Florida Supreme Court – Criminal Headnotes – March 15, 2018

  • Mar 15 2018


Direct appeal from conviction and sentencing for kidnapping and for premeditated and felony murder.

The central issue on appeal was the trial court’s denial of the defendant’s motion to enforce a commitment a state attorney had made not to seek the death penalty if the defendant assisted investigators in finding the victim’s body. The defendant upheld his end of the bargain, but the case was ultimately tried in another judicial district where the body was found, and the state attorney for that district declined to honor the agreement.

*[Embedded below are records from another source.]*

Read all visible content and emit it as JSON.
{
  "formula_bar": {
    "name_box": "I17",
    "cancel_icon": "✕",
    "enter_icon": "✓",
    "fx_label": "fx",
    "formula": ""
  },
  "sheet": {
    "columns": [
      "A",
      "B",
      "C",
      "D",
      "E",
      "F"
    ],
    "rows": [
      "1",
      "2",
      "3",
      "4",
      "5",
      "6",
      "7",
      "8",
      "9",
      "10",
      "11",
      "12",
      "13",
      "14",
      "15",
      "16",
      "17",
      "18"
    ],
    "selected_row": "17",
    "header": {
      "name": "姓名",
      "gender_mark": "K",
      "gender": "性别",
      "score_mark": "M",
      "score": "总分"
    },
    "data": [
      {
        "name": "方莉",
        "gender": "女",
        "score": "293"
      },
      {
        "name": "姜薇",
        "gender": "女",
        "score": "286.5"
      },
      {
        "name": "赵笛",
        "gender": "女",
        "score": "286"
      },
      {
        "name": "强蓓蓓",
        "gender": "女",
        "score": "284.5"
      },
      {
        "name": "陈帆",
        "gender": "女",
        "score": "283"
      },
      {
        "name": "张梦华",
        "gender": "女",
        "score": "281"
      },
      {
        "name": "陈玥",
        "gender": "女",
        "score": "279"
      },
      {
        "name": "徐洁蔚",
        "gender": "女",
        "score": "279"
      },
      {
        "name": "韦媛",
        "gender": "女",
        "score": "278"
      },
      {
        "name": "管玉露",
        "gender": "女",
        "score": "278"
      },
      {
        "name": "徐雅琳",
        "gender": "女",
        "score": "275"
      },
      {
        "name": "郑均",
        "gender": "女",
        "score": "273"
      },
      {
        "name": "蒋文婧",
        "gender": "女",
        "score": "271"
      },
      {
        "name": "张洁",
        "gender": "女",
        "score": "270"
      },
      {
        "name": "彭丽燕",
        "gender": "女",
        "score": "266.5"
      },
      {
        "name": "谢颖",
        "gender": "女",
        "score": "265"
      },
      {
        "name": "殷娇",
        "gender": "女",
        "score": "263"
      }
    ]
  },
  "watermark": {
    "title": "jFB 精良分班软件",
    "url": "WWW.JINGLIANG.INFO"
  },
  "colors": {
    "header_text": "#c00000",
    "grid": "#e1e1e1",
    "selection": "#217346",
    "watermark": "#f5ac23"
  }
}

The supreme court acknowledged that there was no direct precedent on the question whether an agreement not to prosecute made by a state attorney in one district is enforceable against a state attorney in another district, but because the case could have been tried in either district, the court ruled that the state could not avoid the agreement simply by transferring the case to another district. Because the court vacated the death sentence and remanded with instructions to instead impose a sentence of life without parole, it did not reach other issues the defendant had raised concerning the penalty phase.

The court rejected the defendant’s argument that the trial court had erred in denying his motion for a judgment of acquittal at the close of the evidence on the ground that the state had not established that the crime had been committed in that district. The defendant’s further argument that the state had engaged in forum shopping to avoid the agreement not to seek the death penalty had not been preserved for review. In any event, the court determined, venue would have been proper in either district, as elements of the crime had been committed in each.

The court also rejected the defendant’s argument that the prosecutor had improperly bolstered the DNA evidence in closing argument to the jury, citing statistics the defendant said were not supported by the testimony of the state’s expert witness. Because the defendant’s appointed counsel had not raised this objection at trial, the court reviewed the claim under the “fundamental error” standard. The court determined that the expert had in fact testified to the statistical significance of the DNA matches in question, and that the prosecutor’s argument drew reasonable inferences from this testimony. In any event, the court said, other evidence was more than sufficient to support the conviction.

The defendant also argued that the trial court had abused its discretion in allowing the state’s peremptory strike of one juror. The proffered race-neutral reason was that the juror felt his ex-wife had been mistreated by the criminal justice system. The defendant’s lawyer countered that other members of the panel had reported similar experiences, but was unable to identify those panelists or their races. The supreme court found no clear error.

The court also rejected the defendant’s argument that the trial court had erred in admitting evidence of collateral crimes which he acknowledged were “inextricably linked” to the crimes charged, but which he said were not sufficiently close in time and location.

Finally, the defendant argued his trial counsel had been ineffective in failing to move for a change of venue. Because any ineffectiveness was not evident on the face of the record, the court determined this was not a proper subject for review on direct appeal.

Remanded with instructions to reduce the death sentence to life without possibility of parole.


Appeal from the summary denial of a motion to vacate the defendant’s conviction and sentencing to death for multiple counts of first-degree murder in light of the decision of the Supreme Court in Hurst v. Florida, 136 S.Ct. 616 (2016).

The court first rejected the defendant’s argument that his trial counsel was ineffective in advising him to waive the penalty phase jury, as this was a strategic decision that was reasonable given the state of the law pre-Hurst. The court then determined that that the defendant was ineligible for relief under Hurst because he had waived a penalty phase jury.

The court was not persuaded by the defendant’s efforts to distinguish Brant v. State, 197 So. 3d 1051 (Fla. 2016), and Mullens v. State, 197 So. 3d (Fla. 2016), both denying Hurst relief where the defendant had waived the penalty phase jury.

On the question whether the trial court should have granted an evidentiary hearing on the motion, distinguished some older decisions cited by the defendant in which the court had remanded for evidentiary hearings after the Supreme Court ruled in Hitchcock v. Dugger, 481 U.S. 393 (1987) that a penalty phase jury must be instructed and the defendant allowed to present evidence on nonstatutory mitigators. Here, there had been no change in the law affecting what evidence could be presented to a penalty phase jury.

Finally, the court rejected the defendant’s argument that he could not have waived the right to a unanimous penalty phase jury verdict, because prior to Hurst the courts did not recognize that right.


Posted in: Criminal, FL Supreme Court, Violent Crimes